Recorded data
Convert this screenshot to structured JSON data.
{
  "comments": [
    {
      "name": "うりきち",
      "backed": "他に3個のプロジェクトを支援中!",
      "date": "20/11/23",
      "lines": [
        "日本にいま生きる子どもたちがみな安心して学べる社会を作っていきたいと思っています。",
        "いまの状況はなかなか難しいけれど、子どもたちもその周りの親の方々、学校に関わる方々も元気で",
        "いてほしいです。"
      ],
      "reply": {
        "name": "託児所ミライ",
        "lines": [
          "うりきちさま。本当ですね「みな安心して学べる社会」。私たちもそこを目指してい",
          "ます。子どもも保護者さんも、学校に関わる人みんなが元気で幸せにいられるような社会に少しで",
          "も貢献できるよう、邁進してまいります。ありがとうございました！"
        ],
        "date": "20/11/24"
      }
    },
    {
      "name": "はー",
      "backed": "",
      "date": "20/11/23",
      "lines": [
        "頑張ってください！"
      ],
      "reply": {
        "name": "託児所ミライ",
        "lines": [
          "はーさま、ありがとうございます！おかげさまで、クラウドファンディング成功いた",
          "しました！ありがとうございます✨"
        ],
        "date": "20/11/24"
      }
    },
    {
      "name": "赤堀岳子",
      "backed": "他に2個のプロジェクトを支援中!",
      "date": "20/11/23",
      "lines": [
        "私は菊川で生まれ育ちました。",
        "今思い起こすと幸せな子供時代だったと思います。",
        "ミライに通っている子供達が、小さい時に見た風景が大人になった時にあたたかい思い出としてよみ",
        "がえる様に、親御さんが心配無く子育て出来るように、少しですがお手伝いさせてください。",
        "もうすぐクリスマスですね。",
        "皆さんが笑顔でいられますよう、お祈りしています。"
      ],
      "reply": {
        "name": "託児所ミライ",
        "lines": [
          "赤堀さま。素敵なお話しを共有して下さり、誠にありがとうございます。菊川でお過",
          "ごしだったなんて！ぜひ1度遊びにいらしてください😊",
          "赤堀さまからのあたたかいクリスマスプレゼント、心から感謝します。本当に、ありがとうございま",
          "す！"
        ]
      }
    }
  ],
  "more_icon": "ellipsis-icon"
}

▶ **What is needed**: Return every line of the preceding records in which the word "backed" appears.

▶ **Exercise answer**:
      "backed": "他に3個のプロジェクトを支援中!",
      "backed": "",
      "backed": "他に2個のプロジェクトを支援中!",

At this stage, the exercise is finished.